=== Problem details ===
All of the data below should be returned exactly.

=== Data ===
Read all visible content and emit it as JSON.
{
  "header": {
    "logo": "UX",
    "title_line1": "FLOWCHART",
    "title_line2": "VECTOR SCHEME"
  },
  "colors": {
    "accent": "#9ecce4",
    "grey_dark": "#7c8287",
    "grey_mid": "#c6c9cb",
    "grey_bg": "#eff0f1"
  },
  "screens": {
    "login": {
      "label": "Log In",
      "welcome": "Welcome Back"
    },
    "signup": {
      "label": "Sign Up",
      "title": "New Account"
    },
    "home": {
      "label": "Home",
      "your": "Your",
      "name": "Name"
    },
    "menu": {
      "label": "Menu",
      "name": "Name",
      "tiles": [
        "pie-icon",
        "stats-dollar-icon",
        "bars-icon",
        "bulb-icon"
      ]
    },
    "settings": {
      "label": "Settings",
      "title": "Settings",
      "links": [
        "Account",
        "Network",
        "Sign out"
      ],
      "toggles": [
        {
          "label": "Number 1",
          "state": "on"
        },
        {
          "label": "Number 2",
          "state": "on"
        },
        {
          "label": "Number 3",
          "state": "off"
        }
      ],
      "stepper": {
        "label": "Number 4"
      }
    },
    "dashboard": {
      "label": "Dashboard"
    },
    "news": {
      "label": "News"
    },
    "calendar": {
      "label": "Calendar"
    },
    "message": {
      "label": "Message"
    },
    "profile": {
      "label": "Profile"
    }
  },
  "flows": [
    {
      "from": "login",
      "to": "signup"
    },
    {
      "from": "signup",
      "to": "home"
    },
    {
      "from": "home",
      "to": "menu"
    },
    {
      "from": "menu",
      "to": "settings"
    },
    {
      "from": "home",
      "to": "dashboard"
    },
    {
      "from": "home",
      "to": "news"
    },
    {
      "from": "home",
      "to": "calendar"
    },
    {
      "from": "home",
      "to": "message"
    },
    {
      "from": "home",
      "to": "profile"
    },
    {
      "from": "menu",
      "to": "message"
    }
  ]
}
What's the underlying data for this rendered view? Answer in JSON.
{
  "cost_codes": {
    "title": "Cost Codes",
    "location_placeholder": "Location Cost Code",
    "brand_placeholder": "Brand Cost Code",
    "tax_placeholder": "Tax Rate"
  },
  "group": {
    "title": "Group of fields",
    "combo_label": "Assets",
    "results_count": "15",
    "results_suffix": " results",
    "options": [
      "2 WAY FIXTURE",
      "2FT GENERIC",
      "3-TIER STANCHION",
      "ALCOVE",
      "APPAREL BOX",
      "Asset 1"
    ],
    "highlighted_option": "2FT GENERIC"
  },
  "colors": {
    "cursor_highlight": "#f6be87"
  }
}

=== Answer box ===
Read all visible content and emit it as JSON.
{
  "header": {
    "logo": "UX",
    "title_line1": "FLOWCHART",
    "title_line2": "VECTOR SCHEME"
  },
  "colors": {
    "accent": "#9ecce4",
    "grey_dark": "#7c8287",
    "grey_mid": "#c6c9cb",
    "grey_bg": "#eff0f1"
  },
  "screens": {
    "login": {
      "label": "Log In",
      "welcome": "Welcome Back"
    },
    "signup": {
      "label": "Sign Up",
      "title": "New Account"
    },
    "home": {
      "label": "Home",
      "your": "Your",
      "name": "Name"
    },
    "menu": {
      "label": "Menu",
      "name": "Name",
      "tiles": [
        "pie-icon",
        "stats-dollar-icon",
        "bars-icon",
        "bulb-icon"
      ]
    },
    "settings": {
      "label": "Settings",
      "title": "Settings",
      "links": [
        "Account",
        "Network",
        "Sign out"
      ],
      "toggles": [
        {
          "label": "Number 1",
          "state": "on"
        },
        {
          "label": "Number 2",
          "state": "on"
        },
        {
          "label": "Number 3",
          "state": "off"
        }
      ],
      "stepper": {
        "label": "Number 4"
      }
    },
    "dashboard": {
      "label": "Dashboard"
    },
    "news": {
      "label": "News"
    },
    "calendar": {
      "label": "Calendar"
    },
    "message": {
      "label": "Message"
    },
    "profile": {
      "label": "Profile"
    }
  },
  "flows": [
    {
      "from": "login",
      "to": "signup"
    },
    {
      "from": "signup",
      "to": "home"
    },
    {
      "from": "home",
      "to": "menu"
    },
    {
      "from": "menu",
      "to": "settings"
    },
    {
      "from": "home",
      "to": "dashboard"
    },
    {
      "from": "home",
      "to": "news"
    },
    {
      "from": "home",
      "to": "calendar"
    },
    {
      "from": "home",
      "to": "message"
    },
    {
      "from": "home",
      "to": "profile"
    },
    {
      "from": "menu",
      "to": "message"
    }
  ]
}
What's the underlying data for this rendered view? Answer in JSON.
{
  "cost_codes": {
    "title": "Cost Codes",
    "location_placeholder": "Location Cost Code",
    "brand_placeholder": "Brand Cost Code",
    "tax_placeholder": "Tax Rate"
  },
  "group": {
    "title": "Group of fields",
    "combo_label": "Assets",
    "results_count": "15",
    "results_suffix": " results",
    "options": [
      "2 WAY FIXTURE",
      "2FT GENERIC",
      "3-TIER STANCHION",
      "ALCOVE",
      "APPAREL BOX",
      "Asset 1"
    ],
    "highlighted_option": "2FT GENERIC"
  },
  "colors": {
    "cursor_highlight": "#f6be87"
  }
}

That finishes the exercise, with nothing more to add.